From left to right: The three members of RAQS MEDIA COLLECTIVE: Jeebesh Bagchi, Shuddhabrata Sengupta and Monica Narula. Photo by Rana Dasgupta.

Raqs Media Curate at Manifesta7

Italy India

Saturday July 19 marked the official opening of the seventh edition of Manifesta, the European Biennale of Contemporary Art. Curated by New Delhi-based Raqs Media Collective, “The Rest of Now” is one of four primary exhibition programs constituting Manifesta7. Jeebesh Bagchi, Monica Narula and Shuddhabrata Sengupta are members of the cross-disciplinary trio whose own broad-ranging practice has included essays, book projects and installations at major international venues such as documenta11, the Venice Biennale in 2003 and 2005 and the 10th Istanbul Biennale in 2007. Raqs Media’s diverse endeavors are mirrored here in the works they selected: site-specific installations, specially commissioned projects and architectural interventions.

Following a precedent set by the previous two biennales, Manifesta7 is situated in a region of contested national and ethnic identity: four Italian towns in Trentino-Alto Adige/Südtiro, a region marked by its Austro-Hungarian legacy and its early-20th century annexation to Italy. Located on the industrial periphery of Bolzano/Bozen, the Raqs-curated show taps into the region’s complex history, one of the exhibition’s main themes. Nearly 50 kilometers from the closest other Manifesta7 site, the show is not easy to reach by public transit, and locals are not always sympathetic to visiting European or overseas art tourists.

Housed in the Ex Alumix building, a disused aluminum factory from the Mussolini era, “The Rest of Now” opens with Harold De Bree’s M1 SS Bailey Bridge (2008). A functional, rapid-deployment bridge modeled on those used by Allied Forces during World War II, De Bree’s bridge spans the large exterior pond but is rendered useless by its lack of a final destination. Inside, the display is formally divergent: on one end of the spectrum is architect Jorge Otero-Pailos’ monumental cast of the building’s decades-old grime in thin sheets of semi-translucent latex. On the other is a different sort of reconfiguration of cultural residue in works like Anders Kreuger’s compelling Subtitles (2008)—part translation exercise, part original video essay—composed of footage from an early 1970s Swedish children’s television show. Neil Cummings and Marysia Lewandowska’s Post-Production (2008), an hour-long film from an archive of work by Socialist-era amateur Polish film clubs, is shown here in a highly stylized microcinema, encircled by a heavy, red curtain and furnished with plush theater seating. In between the works are subtle, unlabeled modifications to the building carried out by the curators themselves: a long rectangular window installed in the otherwise windowless, concrete back wall and another opening in the factory floor, two gestures that open up the imposing host building.

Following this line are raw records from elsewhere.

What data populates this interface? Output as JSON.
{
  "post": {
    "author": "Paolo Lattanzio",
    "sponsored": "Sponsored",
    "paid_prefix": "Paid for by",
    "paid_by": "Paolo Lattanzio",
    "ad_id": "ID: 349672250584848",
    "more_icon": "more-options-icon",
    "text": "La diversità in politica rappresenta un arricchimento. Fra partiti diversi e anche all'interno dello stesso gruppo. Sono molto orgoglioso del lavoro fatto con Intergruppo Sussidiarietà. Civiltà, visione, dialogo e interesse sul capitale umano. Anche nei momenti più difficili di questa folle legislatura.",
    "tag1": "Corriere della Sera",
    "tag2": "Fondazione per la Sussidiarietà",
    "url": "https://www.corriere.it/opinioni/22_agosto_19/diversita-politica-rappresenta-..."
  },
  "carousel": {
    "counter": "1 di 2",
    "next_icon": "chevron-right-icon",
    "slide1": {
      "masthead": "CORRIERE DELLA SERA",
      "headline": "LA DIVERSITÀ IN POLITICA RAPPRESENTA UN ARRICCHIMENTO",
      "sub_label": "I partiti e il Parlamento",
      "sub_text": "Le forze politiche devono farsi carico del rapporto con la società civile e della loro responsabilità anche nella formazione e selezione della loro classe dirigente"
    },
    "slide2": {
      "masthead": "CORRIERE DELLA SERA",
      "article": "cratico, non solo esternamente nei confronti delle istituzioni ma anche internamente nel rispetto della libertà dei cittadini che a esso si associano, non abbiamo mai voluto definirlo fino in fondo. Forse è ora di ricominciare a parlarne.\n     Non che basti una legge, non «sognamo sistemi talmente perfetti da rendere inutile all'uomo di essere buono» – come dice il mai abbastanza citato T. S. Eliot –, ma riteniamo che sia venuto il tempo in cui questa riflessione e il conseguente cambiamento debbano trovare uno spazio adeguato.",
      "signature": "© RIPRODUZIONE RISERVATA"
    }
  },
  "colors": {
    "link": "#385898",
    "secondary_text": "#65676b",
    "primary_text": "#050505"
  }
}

In addition to the works on view, Raqs Media has organized “Tabula Rasa,” a series of events centered around a specially commissioned table designed by architects Nikolaus Hirsch and Michel Müller, who have individually collaborated with Raqs Media Collective in the past. For the 111 days of the exhibition, the curators will host talks and activities around the “blank slate” of the table. Manifesta7 will remain on view through November 2.